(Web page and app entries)

▶

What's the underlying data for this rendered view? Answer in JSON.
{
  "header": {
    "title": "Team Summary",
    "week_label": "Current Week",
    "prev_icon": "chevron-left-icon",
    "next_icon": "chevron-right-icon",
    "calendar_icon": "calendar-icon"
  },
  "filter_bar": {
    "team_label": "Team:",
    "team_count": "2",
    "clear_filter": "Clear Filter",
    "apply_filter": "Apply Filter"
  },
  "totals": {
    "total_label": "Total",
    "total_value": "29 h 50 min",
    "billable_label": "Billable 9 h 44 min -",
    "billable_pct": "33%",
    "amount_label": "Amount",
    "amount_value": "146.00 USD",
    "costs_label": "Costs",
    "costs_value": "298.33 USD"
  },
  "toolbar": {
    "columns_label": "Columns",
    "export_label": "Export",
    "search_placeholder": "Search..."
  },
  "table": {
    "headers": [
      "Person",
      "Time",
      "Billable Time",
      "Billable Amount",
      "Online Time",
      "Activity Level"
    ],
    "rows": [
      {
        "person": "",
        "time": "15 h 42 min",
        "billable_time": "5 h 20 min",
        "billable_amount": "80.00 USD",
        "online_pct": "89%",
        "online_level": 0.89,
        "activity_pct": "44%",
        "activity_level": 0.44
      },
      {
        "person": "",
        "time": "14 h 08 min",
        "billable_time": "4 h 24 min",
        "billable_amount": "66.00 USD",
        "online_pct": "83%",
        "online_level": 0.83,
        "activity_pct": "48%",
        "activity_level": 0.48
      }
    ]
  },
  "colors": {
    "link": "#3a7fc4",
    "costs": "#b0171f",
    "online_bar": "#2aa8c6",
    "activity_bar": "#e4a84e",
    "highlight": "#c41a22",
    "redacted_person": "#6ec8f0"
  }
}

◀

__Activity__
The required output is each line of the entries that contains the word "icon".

__Response to this exercise__
    "prev_icon": "chevron-left-icon",
    "next_icon": "chevron-right-icon",
    "calendar_icon": "calendar-icon"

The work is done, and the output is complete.